Your reviewer wishes to muse a bit about First Church and acoustic aspects of this concert. Paul Randolph, who also was architect for the Jewett Art Center of Wellesley College and the Government Service Center in Boston, designed the current structure, which replaces the 1867 Ware and Van Brundt church that burned in 1968, leaving only the tower and East facade. I first attended organ recitals at First Church when it was new, and it remains a compelling, challenging structure to me personally. Once inside, having decided with no little uncertainty which door to enter, one next questions how to find the sanctuary. There is humor, quest and reward here—perhaps mirroring life. Upon entering the sanctuary one sees a panoply of walls, balconies and ceilings at jaunty angles and elevations, giving much to contemplate.
In this a cappella concert, it would have been an additional treat had the choir sung from some of these different locations. From whatever position, the choir’s sound would seemingly have been clearer had they all faced the same direction, rather than standing in a half circle.
Another musing after Sunday’s concert is that this close-knit, spirited choir could refine its forte sound to be as beautiful as its piano sound, exercising care not to “over” sing, and giving special attention to the tone as the group crescendos. Since First Church uses recording and video media extensively, this choir has a marvelous opportunity to explore together their sound in this landmark building.
The audience expressed its sincere appreciation for this excellent “first” concert and your reviewer repeats the thank you to First Church members, their choir and Paul Cienniwa.
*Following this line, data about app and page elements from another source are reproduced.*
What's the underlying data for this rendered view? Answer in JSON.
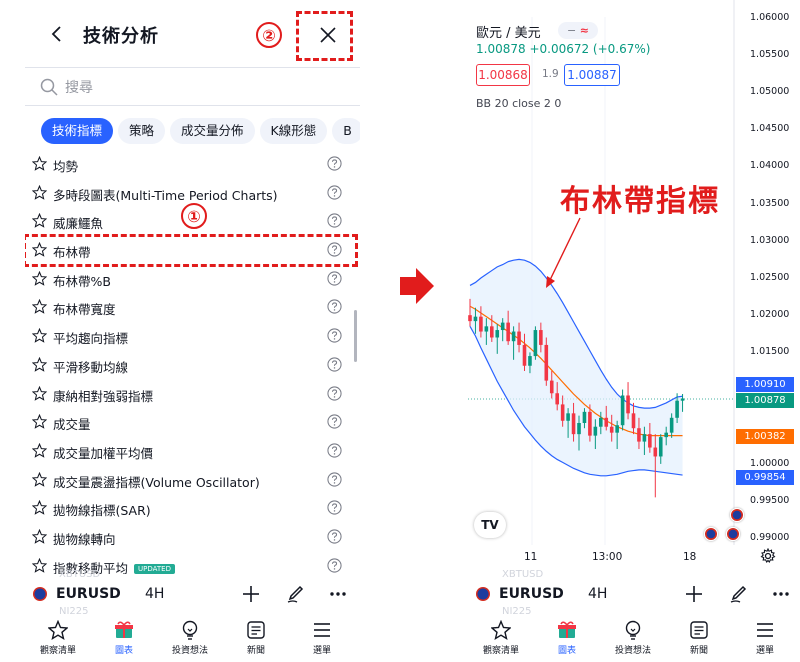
{
  "left": {
    "header": {
      "title": "技術分析",
      "step_close": "②"
    },
    "search": {
      "placeholder": "搜尋"
    },
    "chips": [
      "技術指標",
      "策略",
      "成交量分佈",
      "K線形態",
      "B"
    ],
    "items": [
      {
        "label": "均勢"
      },
      {
        "label": "多時段圖表(Multi-Time Period Charts)"
      },
      {
        "label": "威廉鱷魚"
      },
      {
        "label": "布林帶"
      },
      {
        "label": "布林帶%B"
      },
      {
        "label": "布林帶寬度"
      },
      {
        "label": "平均趨向指標"
      },
      {
        "label": "平滑移動均線"
      },
      {
        "label": "康納相對強弱指標"
      },
      {
        "label": "成交量"
      },
      {
        "label": "成交量加權平均價"
      },
      {
        "label": "成交量震盪指標(Volume Oscillator)"
      },
      {
        "label": "拋物線指標(SAR)"
      },
      {
        "label": "拋物線轉向"
      },
      {
        "label": "指數移動平均",
        "badge": "UPDATED"
      }
    ],
    "step_item": "①",
    "symbol_bar": {
      "symbol": "EURUSD",
      "interval": "4H",
      "ghost_top": "XBTUSD",
      "ghost_bottom": "NI225"
    },
    "tabs": [
      "觀察清單",
      "圖表",
      "投資想法",
      "新聞",
      "選單"
    ]
  },
  "right": {
    "pair": "歐元 / 美元",
    "pair_btn_a": "−",
    "pair_btn_b": "≈",
    "quote": "1.00878 +0.00672 (+0.67%)",
    "bid": "1.00868",
    "spread": "1.9",
    "ask": "1.00887",
    "bb_legend": "BB 20 close 2 0",
    "annotation": "布林帶指標",
    "price_labels": {
      "upper": "1.00910",
      "last": "1.00878",
      "ma": "1.00382",
      "lower": "0.99854"
    },
    "symbol_bar": {
      "symbol": "EURUSD",
      "interval": "4H",
      "ghost_top": "XBTUSD",
      "ghost_bottom": "NI225"
    },
    "tabs": [
      "觀察清單",
      "圖表",
      "投資想法",
      "新聞",
      "選單"
    ],
    "logo": "TV"
  },
  "chart_data": {
    "type": "candlestick",
    "title": "歐元 / 美元",
    "y_ticks": [
      "1.06000",
      "1.05500",
      "1.05000",
      "1.04500",
      "1.04000",
      "1.03500",
      "1.03000",
      "1.02500",
      "1.02000",
      "1.01500",
      "1.01000",
      "1.00000",
      "0.99500",
      "0.99000"
    ],
    "x_ticks": [
      "11",
      "13:00",
      "18"
    ],
    "ylim": [
      0.9899,
      1.0601
    ],
    "candles": [
      [
        1.02,
        1.0222,
        1.0185,
        1.0192
      ],
      [
        1.0192,
        1.021,
        1.0175,
        1.0198
      ],
      [
        1.0198,
        1.0212,
        1.017,
        1.0178
      ],
      [
        1.0178,
        1.0196,
        1.016,
        1.0185
      ],
      [
        1.0185,
        1.02,
        1.0164,
        1.017
      ],
      [
        1.017,
        1.0188,
        1.0148,
        1.018
      ],
      [
        1.018,
        1.0196,
        1.0165,
        1.019
      ],
      [
        1.019,
        1.0206,
        1.016,
        1.0165
      ],
      [
        1.0165,
        1.0185,
        1.014,
        1.0178
      ],
      [
        1.0178,
        1.019,
        1.015,
        1.016
      ],
      [
        1.016,
        1.0175,
        1.0125,
        1.0132
      ],
      [
        1.0132,
        1.015,
        1.0122,
        1.0145
      ],
      [
        1.0145,
        1.0185,
        1.014,
        1.018
      ],
      [
        1.018,
        1.019,
        1.015,
        1.016
      ],
      [
        1.016,
        1.017,
        1.0105,
        1.0112
      ],
      [
        1.0112,
        1.0125,
        1.0088,
        1.0095
      ],
      [
        1.0095,
        1.011,
        1.0072,
        1.008
      ],
      [
        1.008,
        1.0092,
        1.005,
        1.0058
      ],
      [
        1.0058,
        1.0075,
        1.0035,
        1.0068
      ],
      [
        1.0068,
        1.0082,
        1.003,
        1.004
      ],
      [
        1.004,
        1.0065,
        1.0018,
        1.0055
      ],
      [
        1.0055,
        1.0075,
        1.0048,
        1.007
      ],
      [
        1.007,
        1.008,
        1.003,
        1.0038
      ],
      [
        1.0038,
        1.006,
        1.002,
        1.005
      ],
      [
        1.005,
        1.007,
        1.004,
        1.0062
      ],
      [
        1.0062,
        1.0078,
        1.0045,
        1.005
      ],
      [
        1.005,
        1.0066,
        1.003,
        1.0042
      ],
      [
        1.0042,
        1.0058,
        1.002,
        1.0052
      ],
      [
        1.0052,
        1.01,
        1.0045,
        1.0092
      ],
      [
        1.0092,
        1.011,
        1.006,
        1.0068
      ],
      [
        1.0068,
        1.0082,
        1.004,
        1.0048
      ],
      [
        1.0048,
        1.0062,
        1.002,
        1.003
      ],
      [
        1.003,
        1.005,
        1.0012,
        1.004
      ],
      [
        1.004,
        1.0055,
        1.0015,
        1.0022
      ],
      [
        1.0022,
        1.004,
        0.9955,
        1.001
      ],
      [
        1.001,
        1.004,
        1.0,
        1.0036
      ],
      [
        1.0036,
        1.005,
        1.0025,
        1.0042
      ],
      [
        1.0042,
        1.0068,
        1.0035,
        1.0062
      ],
      [
        1.0062,
        1.0095,
        1.0055,
        1.0085
      ],
      [
        1.0085,
        1.0094,
        1.007,
        1.0088
      ]
    ],
    "upper_band": [
      1.024,
      1.0244,
      1.025,
      1.0255,
      1.026,
      1.0265,
      1.0268,
      1.0272,
      1.0274,
      1.0275,
      1.0274,
      1.0271,
      1.0266,
      1.0259,
      1.025,
      1.024,
      1.0229,
      1.0217,
      1.0204,
      1.0191,
      1.0178,
      1.0165,
      1.0152,
      1.0139,
      1.0126,
      1.0114,
      1.0103,
      1.0094,
      1.0087,
      1.0082,
      1.0078,
      1.0076,
      1.0075,
      1.0075,
      1.0076,
      1.0079,
      1.0082,
      1.0086,
      1.009,
      1.0091
    ],
    "middle_band": [
      1.0212,
      1.0208,
      1.0203,
      1.0198,
      1.0193,
      1.0188,
      1.0183,
      1.0178,
      1.0173,
      1.0168,
      1.0162,
      1.0156,
      1.0149,
      1.0142,
      1.0134,
      1.0126,
      1.0118,
      1.011,
      1.0102,
      1.0094,
      1.0087,
      1.008,
      1.0074,
      1.0068,
      1.0063,
      1.0058,
      1.0054,
      1.005,
      1.0047,
      1.0044,
      1.0042,
      1.004,
      1.0039,
      1.0038,
      1.0038,
      1.0038,
      1.0038,
      1.0038,
      1.0038,
      1.0038
    ],
    "lower_band": [
      1.0185,
      1.0172,
      1.0156,
      1.0141,
      1.0126,
      1.0111,
      1.0098,
      1.0085,
      1.0072,
      1.0061,
      1.005,
      1.0041,
      1.0032,
      1.0024,
      1.0017,
      1.0011,
      1.0006,
      1.0002,
      0.9998,
      0.9994,
      0.9991,
      0.9988,
      0.9986,
      0.9985,
      0.9984,
      0.9984,
      0.9985,
      0.9986,
      0.9988,
      0.999,
      0.9991,
      0.9992,
      0.9992,
      0.9991,
      0.999,
      0.9989,
      0.9988,
      0.9987,
      0.9986,
      0.9985
    ],
    "colors": {
      "up": "#089981",
      "down": "#f23645",
      "band": "#2962ff",
      "basis": "#ff6d00",
      "fill": "#e3effd"
    }
  }
}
May this concert become an annual event!
Joyce Painter Rice, an organist, recitalist, choral conductor and sometime concert organizer, has served in music capacities in a wide range of religious institutions. She is devoted to music for the organ and shares that concern through volunteering in the American Guild of Organists and at the Methuen Memorial Music Hall, home of the Great Organ.